Since customer data platforms (CDP) emerged in the marketplace about five years ago, there has been debate about what roles they fill, especially within customer service organizations. They were originally developed by small software firms to provide marketing teams with a comprehensive view of customer records. Those records could be scattered throughout an organization, siloed by system and department. CDPs were an attempt to shortcut integration processes that are long, expensive and often custom-designed.
Customer service departments, primarily contact centers, collect considerable customer data, usually stored in a CRM system. That data is mostly transactional, but also includes interaction recordings and transcriptions that can be analyzed for insight into behavior and sentiment. CDPs represented the first true effort to unify contact center data with broader data sources. On the marketing side, CDPs play a role in personalization, journey analysis, orchestration and campaign design.
In my colleague David Menninger’s recent Ventana Research Analyst Perspective, he noted that a modern data platform must not only provide a way to manage big data but also must provide the functionality to analyze that data, run machine learning algorithms for forecasting, and share that data across various departments with minimal friction to make use of that data. Organizations cannot afford to waste precious time and resources tying together various, separate specialized platforms to meet different data processing and analytic requirements.
With a mix of use cases across departments, CDPs step in and provide that bridge, particularly between service and marketing, especially benefitting the latter teams. By allowing non-contact center teams to pull data from customer interactions themselves, a CDP can elevate marketing capabilities without requiring the heavy lift of a digital transformation project or custom data integration.
CDPs are attractive because they address some of the most important challenges and pain points in customer experience design: inconsistencies in interactions due to fragmented data, and complexity of data governance issues. As the amount of customer data grows, better experiences can be built using data-driven contextual cues. At the same time, data proliferation creates operational obstacles. CDPs provide a mechanism for tying each piece of data to a unique customer profile, and then acting upon it.
One of the key questions surrounding CDPs is whether they are a permanent fixture of the modern tech stack, or whether they are a transitional technology. Early CDP vendors correctly identified the pain points above as a gap that needed to be filled, especially since the existing tools for managing customer data (e.g., CRM systems) were not up to the task of ingesting and processing such diverse data sources.
Mergers and acquisitions activity over the last several years indicates that the marketplace believes CDP should be delivered as a feature embedded within a larger suite and platform, rather than as a standalone niche software. Some of the vendors of large CX platforms have acquired CDP technology providers and incorporated them into those platforms: Salesforce purchased Evergage, Informatica acquired Allsight, Segment was acquired by Twilio, Emarsys was acquired by SAP. Others, including Adobe and Oracle, have built their own CDP within their platforms.
The outcome suggests that the mode of purchase is transitional (e.g., niche or platform) but the functionality of a CDP is becoming an important component of CX and contact center suites. As the suite landscape evolves to incorporate digital customer interactions, it is likely that the next generation of digital experience platforms will incorporate CDPs as well. Ventana Research asserts that by 2023, one-half of organizations that have deployed standalone customer data platforms will transition to digital experience platforms for digital effectiveness.

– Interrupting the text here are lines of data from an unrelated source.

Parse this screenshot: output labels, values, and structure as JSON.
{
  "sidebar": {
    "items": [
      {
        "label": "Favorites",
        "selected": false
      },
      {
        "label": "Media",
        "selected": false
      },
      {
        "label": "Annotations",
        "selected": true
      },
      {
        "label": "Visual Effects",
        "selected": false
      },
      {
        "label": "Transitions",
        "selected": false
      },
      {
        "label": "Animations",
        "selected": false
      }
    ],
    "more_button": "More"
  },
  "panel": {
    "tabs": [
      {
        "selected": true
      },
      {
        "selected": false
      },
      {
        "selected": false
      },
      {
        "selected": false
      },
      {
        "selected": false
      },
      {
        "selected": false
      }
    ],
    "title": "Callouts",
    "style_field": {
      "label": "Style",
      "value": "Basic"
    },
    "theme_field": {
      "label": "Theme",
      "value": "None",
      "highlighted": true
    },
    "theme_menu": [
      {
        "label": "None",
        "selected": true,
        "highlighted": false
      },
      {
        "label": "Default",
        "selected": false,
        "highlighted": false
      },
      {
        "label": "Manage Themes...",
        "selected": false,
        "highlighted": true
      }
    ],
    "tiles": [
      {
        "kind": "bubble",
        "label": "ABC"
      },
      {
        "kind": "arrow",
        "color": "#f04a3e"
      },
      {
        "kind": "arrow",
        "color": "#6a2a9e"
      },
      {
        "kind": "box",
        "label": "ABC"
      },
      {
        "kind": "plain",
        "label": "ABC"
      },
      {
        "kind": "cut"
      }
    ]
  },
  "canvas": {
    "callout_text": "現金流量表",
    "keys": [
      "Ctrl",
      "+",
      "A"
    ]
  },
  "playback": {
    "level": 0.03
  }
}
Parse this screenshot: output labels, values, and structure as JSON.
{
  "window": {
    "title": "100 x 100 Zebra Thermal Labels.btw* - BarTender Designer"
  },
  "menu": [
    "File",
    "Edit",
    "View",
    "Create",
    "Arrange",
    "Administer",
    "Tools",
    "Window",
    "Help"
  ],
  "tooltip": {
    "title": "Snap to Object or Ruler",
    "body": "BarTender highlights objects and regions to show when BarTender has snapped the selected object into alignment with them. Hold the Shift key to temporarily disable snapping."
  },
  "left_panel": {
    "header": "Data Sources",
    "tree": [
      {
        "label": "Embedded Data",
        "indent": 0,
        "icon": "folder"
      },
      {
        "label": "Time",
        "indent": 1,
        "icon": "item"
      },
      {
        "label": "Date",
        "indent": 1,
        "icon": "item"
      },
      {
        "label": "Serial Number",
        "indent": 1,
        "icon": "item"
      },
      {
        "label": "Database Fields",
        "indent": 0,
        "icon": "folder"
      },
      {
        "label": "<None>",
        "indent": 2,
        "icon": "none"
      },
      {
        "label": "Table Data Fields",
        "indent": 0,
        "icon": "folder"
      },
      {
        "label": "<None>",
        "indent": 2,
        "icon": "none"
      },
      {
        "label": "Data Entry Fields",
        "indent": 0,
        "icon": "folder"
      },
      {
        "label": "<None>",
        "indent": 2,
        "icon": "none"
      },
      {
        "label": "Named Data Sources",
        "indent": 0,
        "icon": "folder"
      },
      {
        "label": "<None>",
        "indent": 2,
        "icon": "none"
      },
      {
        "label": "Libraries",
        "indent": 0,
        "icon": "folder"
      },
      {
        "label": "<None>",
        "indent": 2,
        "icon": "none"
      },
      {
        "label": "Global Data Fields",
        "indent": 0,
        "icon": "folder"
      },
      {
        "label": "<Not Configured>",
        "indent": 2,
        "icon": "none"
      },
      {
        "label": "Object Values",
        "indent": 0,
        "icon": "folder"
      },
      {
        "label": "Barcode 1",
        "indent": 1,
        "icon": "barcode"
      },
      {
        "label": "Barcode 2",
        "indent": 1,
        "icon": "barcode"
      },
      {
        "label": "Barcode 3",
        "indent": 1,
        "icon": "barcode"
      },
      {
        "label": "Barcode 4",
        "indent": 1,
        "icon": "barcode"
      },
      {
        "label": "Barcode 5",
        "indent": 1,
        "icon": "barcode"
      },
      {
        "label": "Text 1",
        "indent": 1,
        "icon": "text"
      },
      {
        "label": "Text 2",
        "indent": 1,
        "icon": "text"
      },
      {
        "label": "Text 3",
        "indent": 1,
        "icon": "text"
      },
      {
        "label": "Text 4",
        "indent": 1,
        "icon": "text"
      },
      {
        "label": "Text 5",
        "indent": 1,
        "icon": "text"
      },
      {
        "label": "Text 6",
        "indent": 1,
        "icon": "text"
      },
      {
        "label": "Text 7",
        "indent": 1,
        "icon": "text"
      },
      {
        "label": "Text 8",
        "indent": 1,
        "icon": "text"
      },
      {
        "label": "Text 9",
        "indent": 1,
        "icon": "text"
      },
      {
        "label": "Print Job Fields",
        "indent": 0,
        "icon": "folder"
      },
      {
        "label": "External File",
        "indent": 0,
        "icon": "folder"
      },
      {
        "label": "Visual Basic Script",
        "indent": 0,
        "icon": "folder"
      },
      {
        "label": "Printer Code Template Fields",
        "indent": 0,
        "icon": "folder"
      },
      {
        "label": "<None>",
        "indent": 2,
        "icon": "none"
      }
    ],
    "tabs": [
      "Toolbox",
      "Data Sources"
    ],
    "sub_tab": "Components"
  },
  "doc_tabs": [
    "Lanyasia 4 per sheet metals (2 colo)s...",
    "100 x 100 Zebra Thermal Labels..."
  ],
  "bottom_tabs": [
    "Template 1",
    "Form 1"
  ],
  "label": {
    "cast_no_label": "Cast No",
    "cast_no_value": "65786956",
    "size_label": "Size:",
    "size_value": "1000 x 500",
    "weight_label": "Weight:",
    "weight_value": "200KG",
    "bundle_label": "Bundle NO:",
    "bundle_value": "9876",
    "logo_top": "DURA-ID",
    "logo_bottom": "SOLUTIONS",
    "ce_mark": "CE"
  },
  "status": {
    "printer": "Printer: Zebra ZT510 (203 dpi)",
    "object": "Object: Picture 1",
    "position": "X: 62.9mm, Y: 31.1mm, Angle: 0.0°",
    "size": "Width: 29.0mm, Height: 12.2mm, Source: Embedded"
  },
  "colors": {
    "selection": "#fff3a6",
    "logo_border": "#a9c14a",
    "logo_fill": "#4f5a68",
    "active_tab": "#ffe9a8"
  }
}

This will in turn provide organizations with a technology framework around which to build processes that guide CX-related collaboration among departments that have been siloed both operationally and in data handling.
Looking forward, CDPs are already starting to evolve from engines of data ingestion and integration into more analytic tools that allow users to activate data. This will likely accelerate due to the CDP’s presence in broader platforms for interaction orchestration and audience creation. Today’s CDPs are as likely to appeal to analysts and data science professionals as they are to operations teams.
Buyers should be looking at their own customer processes to assess whether the data silos in place are hindering operational effectiveness, and questioning their vendor partners about strategies for making interaction data more accessible. CDPs should be considered as part of a broader plan for understanding who among CX stakeholders can use customer data, and what use cases can be surfaced. The standard for success in using a CDP has been how well the tool can gather and cleanse existing data. Going forward, buyers should look at richer outcomes like the ability to analyze data and visualize it based on the user’s role.
We expect that competition among CDP vendors will focus on the tension between niche solutions and platforms, with platforms winning most of the arguments. Vendors are already beginning to articulate the next stage of CDP evolution, focusing on enabling users to take action based on unified customer profiles. Vendors should be speaking to both IT and line-of-business professionals, and should start to move beyond existing marketing use cases. Instead, the CDP (and what evolves from it) should be positioned as a way of unifying sales, marketing, commerce and customer service across the entire customer set of processes.
And ultimately, vendors should enhance their CDPs with features for customer identity resolution, personalization, recommendation engines, and other functions that capitalize on unified data to create richer, more distinctive customer experiences.